▸ EXERCISE INPUT
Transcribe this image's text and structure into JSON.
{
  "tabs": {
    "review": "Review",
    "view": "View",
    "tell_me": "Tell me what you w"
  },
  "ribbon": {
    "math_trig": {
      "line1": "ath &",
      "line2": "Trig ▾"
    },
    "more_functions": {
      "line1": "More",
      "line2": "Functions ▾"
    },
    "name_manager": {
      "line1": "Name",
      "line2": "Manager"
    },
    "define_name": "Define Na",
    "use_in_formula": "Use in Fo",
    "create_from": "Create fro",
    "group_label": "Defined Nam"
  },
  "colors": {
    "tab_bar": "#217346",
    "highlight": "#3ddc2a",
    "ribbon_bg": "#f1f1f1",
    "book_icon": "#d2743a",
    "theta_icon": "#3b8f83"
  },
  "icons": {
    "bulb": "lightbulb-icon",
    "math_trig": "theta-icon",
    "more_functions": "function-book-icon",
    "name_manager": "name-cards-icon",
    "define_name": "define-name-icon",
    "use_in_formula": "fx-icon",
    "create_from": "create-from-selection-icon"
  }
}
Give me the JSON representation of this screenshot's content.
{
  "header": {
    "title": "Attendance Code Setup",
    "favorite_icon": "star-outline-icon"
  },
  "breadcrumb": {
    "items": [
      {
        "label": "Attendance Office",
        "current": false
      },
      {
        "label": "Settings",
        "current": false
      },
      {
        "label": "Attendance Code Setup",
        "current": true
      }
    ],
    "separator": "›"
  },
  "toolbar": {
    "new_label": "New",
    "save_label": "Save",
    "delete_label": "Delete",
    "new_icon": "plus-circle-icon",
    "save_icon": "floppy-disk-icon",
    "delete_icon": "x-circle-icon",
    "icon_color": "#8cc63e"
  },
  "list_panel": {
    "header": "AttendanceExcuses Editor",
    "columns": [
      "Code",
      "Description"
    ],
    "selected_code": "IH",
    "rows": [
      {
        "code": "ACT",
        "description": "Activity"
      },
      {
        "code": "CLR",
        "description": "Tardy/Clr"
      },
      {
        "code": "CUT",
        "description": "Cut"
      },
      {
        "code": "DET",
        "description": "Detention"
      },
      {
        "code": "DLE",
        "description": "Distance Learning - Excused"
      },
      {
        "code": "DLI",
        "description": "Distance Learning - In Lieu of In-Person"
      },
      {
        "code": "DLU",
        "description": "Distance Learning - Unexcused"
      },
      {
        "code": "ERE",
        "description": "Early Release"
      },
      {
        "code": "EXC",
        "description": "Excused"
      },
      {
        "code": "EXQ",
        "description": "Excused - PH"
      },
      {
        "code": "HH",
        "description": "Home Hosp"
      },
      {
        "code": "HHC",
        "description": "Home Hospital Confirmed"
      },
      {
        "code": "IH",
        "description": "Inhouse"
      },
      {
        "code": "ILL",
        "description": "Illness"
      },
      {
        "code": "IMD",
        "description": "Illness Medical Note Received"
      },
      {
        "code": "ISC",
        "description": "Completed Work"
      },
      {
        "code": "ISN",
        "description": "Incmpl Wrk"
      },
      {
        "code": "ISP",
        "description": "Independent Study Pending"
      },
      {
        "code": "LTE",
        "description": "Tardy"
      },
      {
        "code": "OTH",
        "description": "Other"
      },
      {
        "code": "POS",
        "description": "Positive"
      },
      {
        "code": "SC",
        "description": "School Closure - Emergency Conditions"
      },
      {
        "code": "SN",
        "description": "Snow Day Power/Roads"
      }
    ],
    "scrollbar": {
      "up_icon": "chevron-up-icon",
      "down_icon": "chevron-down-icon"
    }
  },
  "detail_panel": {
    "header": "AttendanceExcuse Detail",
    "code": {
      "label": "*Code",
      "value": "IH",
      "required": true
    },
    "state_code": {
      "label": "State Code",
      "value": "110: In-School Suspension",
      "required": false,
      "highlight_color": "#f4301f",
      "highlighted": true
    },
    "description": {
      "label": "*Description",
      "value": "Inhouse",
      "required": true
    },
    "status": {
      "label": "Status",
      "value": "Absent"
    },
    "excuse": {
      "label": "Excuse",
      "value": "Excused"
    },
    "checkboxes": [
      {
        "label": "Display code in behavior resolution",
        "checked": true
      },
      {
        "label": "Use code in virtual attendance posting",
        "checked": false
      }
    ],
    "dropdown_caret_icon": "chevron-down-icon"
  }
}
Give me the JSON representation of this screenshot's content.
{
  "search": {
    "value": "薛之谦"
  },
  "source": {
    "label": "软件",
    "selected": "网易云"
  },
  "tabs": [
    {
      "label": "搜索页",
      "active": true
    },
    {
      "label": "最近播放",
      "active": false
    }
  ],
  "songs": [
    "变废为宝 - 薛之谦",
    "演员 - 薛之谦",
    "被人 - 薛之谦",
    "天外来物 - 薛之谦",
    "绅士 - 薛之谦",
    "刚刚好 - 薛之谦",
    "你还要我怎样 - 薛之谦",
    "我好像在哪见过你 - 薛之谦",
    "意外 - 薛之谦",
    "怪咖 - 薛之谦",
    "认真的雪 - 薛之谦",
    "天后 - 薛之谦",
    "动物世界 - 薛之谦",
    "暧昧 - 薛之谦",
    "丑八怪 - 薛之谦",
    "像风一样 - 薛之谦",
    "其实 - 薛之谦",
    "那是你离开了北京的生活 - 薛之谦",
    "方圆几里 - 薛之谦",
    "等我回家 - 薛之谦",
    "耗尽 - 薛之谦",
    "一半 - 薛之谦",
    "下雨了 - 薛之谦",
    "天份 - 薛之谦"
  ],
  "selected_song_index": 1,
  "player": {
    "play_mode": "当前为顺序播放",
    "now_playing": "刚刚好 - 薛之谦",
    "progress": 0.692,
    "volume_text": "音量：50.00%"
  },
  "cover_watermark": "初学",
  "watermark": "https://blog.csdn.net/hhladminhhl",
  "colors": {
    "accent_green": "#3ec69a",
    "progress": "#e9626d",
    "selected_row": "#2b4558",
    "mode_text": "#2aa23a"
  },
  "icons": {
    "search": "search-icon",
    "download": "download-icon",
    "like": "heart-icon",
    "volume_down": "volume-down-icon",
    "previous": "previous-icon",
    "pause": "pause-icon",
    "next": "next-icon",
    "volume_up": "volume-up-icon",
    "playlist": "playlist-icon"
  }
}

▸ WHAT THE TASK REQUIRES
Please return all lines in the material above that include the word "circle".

▸ SOLUTION TO THIS EXERCISE
    "new_icon": "plus-circle-icon",
    "delete_icon": "x-circle-icon",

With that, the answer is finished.